Same-sex marriage is legal in the state where Alray and Brennen live, but not on the reservation they call home.
Tradition remains law here on the land of Navajo Nation, a Native American territory occupying parts of New Mexico, Arizona and Utah.
And the words of elders are treated as gospel.
But ahead of the US midterm elections on 6 November, national debates over same-sex marriage within indigenous communities are prompting the country’s largest Native American tribe to have a rethink.
Eleven sovereign Native American tribes have bans on same-sex marriage. But a 2005 tribal law called the ‘Dine Marriage Act’, which prohibits same-sex unions on the Navajo Nation’s reservation, is being re-examined.
The Navajo Nation, with a population of more than 350,000, has its own elected government, with a president, a legislative house and a judicial system. But the US federal government continues to assert plenary power over all decisions.
Despite same-sex marriage being legalised across the US in 2015, the Navajo government still kept the Dine Marriage Act in place.
Alray Nelson, 32, and his partner Brennen Yonnie, 33, have been in a relationship for seven years and want to get married.
Mr Nelson, a gay rights activist, says the law denies same-sex couples the right to be included in decisions on a partner's health care or to share in a home lease.

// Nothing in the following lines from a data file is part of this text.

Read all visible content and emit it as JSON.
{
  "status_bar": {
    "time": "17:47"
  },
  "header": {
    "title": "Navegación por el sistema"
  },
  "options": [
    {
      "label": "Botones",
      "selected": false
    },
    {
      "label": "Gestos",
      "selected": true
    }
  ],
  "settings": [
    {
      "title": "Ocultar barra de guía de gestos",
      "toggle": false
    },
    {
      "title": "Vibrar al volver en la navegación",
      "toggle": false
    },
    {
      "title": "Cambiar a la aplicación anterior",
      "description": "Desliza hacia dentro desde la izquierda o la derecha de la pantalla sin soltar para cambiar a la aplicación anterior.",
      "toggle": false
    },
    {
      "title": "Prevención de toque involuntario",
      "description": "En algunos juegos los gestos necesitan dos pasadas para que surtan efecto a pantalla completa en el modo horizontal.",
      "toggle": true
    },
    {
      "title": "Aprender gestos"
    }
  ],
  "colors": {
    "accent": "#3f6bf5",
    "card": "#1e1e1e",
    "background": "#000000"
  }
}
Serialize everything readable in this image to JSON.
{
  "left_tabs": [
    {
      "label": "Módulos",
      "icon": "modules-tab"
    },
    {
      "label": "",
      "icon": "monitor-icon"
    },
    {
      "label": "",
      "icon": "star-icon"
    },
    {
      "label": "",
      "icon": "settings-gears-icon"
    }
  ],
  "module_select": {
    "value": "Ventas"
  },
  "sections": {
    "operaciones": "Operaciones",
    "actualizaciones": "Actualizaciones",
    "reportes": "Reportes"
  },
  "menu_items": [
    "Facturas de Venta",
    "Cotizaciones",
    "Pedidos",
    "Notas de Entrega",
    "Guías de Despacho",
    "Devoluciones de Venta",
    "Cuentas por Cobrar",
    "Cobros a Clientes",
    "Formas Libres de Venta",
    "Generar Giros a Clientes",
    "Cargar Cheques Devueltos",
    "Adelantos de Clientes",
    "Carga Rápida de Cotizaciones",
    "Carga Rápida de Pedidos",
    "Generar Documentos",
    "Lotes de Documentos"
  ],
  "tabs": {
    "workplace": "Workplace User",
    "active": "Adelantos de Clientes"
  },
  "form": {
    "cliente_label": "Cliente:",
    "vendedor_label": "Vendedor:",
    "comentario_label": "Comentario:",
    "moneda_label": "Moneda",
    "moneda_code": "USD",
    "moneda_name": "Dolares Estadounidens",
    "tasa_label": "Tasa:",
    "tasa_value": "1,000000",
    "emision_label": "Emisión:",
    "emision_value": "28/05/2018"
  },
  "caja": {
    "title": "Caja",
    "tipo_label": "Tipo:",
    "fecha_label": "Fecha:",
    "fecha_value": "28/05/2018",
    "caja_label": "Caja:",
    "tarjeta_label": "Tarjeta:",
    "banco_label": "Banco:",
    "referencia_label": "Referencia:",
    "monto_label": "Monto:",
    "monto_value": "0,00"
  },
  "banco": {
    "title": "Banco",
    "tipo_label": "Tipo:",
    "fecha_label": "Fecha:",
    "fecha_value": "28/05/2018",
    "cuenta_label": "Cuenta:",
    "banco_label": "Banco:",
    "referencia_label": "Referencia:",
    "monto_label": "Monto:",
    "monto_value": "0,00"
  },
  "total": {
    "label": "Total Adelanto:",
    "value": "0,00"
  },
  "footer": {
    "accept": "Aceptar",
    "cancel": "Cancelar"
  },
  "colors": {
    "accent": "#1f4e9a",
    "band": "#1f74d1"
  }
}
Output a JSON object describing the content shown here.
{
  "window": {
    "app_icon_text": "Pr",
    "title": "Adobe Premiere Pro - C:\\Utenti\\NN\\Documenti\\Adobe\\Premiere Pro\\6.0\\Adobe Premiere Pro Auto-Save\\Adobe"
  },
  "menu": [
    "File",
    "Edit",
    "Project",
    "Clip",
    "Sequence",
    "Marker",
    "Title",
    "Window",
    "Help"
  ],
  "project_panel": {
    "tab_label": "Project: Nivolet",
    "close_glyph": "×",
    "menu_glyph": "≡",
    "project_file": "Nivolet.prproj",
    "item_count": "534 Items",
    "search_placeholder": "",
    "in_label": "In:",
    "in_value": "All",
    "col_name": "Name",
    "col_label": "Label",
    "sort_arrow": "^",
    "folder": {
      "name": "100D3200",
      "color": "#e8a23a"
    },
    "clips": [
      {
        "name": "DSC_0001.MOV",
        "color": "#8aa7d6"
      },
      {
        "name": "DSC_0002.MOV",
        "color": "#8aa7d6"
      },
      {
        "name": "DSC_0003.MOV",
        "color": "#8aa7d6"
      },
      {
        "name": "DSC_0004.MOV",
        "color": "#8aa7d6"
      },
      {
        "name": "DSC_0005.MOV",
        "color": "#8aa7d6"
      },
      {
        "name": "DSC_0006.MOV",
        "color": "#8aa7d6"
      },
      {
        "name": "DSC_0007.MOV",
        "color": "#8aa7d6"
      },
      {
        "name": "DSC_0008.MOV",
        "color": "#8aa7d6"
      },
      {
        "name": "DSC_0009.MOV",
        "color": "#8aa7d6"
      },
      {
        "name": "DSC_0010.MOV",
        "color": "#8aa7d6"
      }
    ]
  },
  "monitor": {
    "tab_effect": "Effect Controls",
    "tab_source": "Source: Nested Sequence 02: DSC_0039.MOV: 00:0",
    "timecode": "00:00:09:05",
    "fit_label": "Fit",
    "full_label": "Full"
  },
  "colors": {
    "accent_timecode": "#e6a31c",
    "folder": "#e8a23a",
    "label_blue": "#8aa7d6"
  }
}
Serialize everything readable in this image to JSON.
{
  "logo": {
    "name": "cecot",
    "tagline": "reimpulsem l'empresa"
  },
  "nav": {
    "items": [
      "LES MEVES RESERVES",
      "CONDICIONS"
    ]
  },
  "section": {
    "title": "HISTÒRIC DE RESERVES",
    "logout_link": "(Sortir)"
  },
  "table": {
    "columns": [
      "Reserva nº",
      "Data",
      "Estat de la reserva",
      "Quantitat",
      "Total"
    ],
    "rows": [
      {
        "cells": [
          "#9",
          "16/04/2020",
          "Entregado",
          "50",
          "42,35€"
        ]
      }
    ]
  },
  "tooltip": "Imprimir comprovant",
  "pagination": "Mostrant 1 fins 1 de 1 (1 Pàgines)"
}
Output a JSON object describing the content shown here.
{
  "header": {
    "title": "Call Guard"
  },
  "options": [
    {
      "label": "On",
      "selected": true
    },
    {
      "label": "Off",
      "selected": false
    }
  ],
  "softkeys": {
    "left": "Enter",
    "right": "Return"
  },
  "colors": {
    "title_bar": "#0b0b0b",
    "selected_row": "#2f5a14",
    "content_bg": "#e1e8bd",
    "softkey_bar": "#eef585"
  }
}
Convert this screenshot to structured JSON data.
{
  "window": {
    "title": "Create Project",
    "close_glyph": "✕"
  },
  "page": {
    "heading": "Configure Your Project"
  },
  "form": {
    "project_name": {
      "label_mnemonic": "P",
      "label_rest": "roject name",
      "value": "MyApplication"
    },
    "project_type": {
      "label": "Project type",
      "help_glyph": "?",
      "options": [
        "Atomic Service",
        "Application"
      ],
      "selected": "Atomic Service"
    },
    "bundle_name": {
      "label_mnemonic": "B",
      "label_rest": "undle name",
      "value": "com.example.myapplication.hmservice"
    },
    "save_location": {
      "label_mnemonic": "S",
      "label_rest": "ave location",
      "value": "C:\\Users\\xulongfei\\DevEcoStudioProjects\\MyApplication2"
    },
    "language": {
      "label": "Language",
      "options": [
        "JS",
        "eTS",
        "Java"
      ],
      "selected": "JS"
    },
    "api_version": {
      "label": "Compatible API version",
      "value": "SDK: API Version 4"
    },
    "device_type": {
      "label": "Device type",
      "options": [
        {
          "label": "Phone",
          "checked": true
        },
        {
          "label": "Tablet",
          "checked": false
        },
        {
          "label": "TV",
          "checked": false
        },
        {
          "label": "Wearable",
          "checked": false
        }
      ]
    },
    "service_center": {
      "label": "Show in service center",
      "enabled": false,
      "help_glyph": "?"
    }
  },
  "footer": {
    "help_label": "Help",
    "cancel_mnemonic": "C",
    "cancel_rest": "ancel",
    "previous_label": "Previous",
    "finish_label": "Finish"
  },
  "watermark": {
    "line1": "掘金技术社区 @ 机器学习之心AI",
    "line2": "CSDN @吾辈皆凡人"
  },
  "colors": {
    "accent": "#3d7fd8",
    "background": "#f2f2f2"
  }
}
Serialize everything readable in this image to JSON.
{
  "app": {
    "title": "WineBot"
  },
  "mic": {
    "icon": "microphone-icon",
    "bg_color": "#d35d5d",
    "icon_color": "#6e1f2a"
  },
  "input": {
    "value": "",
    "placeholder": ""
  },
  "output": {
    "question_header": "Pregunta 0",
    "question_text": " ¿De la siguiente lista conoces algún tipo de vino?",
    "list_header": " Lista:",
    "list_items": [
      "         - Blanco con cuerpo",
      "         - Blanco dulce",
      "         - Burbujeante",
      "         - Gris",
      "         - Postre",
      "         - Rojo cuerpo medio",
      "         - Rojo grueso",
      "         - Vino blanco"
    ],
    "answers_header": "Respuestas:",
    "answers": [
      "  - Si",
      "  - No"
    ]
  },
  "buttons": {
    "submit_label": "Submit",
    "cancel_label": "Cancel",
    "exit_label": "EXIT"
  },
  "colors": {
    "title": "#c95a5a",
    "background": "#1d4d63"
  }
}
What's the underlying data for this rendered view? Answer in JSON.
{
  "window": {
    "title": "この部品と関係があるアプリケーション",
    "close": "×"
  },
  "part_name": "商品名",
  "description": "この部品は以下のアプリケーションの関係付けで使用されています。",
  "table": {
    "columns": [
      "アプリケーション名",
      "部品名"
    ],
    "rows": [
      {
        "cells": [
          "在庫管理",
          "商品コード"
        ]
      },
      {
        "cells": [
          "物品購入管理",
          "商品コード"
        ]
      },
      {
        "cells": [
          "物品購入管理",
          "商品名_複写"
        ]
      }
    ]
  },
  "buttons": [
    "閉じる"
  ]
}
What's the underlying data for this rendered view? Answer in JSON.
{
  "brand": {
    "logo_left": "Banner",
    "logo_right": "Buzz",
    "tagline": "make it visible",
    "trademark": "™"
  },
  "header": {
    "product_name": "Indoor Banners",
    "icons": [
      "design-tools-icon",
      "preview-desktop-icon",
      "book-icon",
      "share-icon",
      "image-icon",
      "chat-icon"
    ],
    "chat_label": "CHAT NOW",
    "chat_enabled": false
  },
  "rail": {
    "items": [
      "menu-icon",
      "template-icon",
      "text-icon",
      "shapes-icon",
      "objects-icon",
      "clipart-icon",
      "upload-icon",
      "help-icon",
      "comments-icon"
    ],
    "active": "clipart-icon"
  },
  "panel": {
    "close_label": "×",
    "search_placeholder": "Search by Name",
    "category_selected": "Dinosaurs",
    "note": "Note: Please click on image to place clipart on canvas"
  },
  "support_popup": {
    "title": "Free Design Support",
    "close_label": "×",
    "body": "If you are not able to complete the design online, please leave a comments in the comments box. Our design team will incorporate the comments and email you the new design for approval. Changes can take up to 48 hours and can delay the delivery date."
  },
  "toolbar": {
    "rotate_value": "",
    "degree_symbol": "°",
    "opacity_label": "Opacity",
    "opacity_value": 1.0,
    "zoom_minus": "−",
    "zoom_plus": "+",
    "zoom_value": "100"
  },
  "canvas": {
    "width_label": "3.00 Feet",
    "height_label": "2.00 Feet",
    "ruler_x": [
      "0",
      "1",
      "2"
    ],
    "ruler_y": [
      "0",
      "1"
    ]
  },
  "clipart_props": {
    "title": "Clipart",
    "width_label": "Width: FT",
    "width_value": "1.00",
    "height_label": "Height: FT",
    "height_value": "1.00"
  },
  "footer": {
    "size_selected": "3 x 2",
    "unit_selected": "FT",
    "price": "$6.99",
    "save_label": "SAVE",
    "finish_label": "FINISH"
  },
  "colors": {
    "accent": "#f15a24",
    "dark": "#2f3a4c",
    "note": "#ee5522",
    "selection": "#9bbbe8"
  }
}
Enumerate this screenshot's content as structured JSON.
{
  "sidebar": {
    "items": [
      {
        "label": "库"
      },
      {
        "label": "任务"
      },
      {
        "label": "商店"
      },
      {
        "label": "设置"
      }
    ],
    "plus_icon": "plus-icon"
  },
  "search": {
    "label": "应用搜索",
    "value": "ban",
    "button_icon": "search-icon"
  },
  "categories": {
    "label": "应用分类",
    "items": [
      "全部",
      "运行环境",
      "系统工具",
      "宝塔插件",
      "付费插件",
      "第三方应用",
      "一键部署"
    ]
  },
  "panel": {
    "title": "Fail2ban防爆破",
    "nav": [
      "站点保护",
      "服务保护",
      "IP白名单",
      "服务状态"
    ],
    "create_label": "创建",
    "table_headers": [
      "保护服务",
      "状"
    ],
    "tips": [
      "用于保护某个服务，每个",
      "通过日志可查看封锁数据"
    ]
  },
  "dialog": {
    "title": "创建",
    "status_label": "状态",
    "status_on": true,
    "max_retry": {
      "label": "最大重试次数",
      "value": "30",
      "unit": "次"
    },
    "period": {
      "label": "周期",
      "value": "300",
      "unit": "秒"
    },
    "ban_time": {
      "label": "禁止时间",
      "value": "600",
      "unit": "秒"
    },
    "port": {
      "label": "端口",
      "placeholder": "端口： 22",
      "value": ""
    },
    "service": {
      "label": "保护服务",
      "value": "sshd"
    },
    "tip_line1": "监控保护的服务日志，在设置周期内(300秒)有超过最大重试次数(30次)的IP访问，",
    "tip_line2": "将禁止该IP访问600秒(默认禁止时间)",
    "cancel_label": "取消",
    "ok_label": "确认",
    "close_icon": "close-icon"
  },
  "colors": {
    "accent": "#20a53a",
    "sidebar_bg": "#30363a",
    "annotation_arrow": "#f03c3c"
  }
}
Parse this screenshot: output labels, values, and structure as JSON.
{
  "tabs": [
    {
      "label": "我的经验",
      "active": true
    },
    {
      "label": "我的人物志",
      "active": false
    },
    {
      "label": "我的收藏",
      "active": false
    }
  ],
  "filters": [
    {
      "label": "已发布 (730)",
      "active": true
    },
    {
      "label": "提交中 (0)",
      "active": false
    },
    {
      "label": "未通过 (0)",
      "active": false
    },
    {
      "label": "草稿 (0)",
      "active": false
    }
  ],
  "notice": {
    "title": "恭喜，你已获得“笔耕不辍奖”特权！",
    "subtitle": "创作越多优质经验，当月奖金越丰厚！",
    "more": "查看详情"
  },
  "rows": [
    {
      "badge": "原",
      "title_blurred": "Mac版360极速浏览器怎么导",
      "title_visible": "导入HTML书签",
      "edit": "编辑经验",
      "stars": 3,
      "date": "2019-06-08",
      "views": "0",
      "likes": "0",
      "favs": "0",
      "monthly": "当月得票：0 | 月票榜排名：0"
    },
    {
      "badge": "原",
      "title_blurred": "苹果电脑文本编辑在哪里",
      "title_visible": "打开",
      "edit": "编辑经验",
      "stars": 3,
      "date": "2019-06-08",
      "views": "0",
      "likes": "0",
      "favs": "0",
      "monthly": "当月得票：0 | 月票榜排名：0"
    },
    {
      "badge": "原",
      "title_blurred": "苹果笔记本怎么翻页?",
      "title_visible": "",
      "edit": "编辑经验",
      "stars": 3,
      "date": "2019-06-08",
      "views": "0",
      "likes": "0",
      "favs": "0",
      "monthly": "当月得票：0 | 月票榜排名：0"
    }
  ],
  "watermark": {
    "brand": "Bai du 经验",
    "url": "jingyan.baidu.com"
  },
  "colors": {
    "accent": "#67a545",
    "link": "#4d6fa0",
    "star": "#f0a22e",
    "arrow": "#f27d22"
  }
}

“I always saw our nation and our people as progressive thinking, forward thinking but this particular issue is tough,” said Mr Nelson.
I always saw our nation and our people as progressive thinking, forward thinking but this particular issue is tough.
- Alray Nelson, Gay rights activist
Getting a marriage license would only require a short drive to a courthouse off the reservation, but the couple, both enrolled Navajo members, would rather wait until it is allowed on the reservation.
Mr Nelson grew up in a mobile home on the reservation, with no electricity or running water. He came out in an email to his family in his early 20s, was largely accepted, and soon became a powerful force in reservation politics.
He started the organisation Dine Equality to rally support for the law to be changed but says it has been a hard journey.
“We dealt with a lot, whether it was criticism on social media, to people coming up to us and seeing our story in the newspaper and telling us why they reject or they disagree with what we are doing. Bringing this, I guess you could say, white man’s mentality and lifestyle onto Navajo Nation.”
The rates of suicide, homelessness and sex trafficking within the LGBTQ Navajo Nation are rising every year, he says.
“Navajo youth who identify as LGBTQ are eight times more likely to take their own lives than a white youth,” he said.
“There’s a real threat right now for our young people to be part of this lost generation.”
Former two-term Navajo president Joe Shirley Jr. vetoed the marriage act when it was introduced in 2005, but it was overturned by a super majority of the Tribal Council.
He is running for Navajo President again in the midterms and is a favourite to win. He says repealing the law would be his first priority.
“I don’t think any grandparent out there, parents, want to see their children … abused, discriminated against. It hurts,” he said.
“We need someone out there to speak their language, to explain what’s going on, and then ask them the question ‘what can we do about it?’”
Sixteen votes on the tribal council are needed to repeal the law. Mr Nelson says there are 14 people currently in support.
Mr Shirley’s opponent, current vice president Jonathan Nez, is also vocally showing his support for marriage equality.
Mr Yonnie says he and Mr Nelson are planning a spring wedding next year so hope after the election the law will be changed quickly.
“We have been fighting this for quite some time and to finally receive it would be closure on my end,” he said.
“I would have everything I ever wanted in life.”